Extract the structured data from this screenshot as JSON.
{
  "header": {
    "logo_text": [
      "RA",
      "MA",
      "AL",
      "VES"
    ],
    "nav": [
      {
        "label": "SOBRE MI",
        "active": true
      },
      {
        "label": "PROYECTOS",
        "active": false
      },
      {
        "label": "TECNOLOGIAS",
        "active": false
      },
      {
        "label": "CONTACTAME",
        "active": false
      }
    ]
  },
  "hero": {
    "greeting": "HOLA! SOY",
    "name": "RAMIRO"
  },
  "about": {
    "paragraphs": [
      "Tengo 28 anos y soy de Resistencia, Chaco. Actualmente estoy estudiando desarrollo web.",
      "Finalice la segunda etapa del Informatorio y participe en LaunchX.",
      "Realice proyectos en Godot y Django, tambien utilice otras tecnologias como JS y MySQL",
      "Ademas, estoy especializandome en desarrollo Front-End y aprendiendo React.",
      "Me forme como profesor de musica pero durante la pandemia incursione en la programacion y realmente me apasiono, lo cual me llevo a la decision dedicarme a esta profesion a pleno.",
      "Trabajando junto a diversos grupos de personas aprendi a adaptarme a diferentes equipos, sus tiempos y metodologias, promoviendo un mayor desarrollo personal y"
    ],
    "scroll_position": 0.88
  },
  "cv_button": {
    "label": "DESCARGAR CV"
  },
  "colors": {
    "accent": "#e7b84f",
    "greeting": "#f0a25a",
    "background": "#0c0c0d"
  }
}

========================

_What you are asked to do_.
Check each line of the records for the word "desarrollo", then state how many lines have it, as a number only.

_Written solution_.
3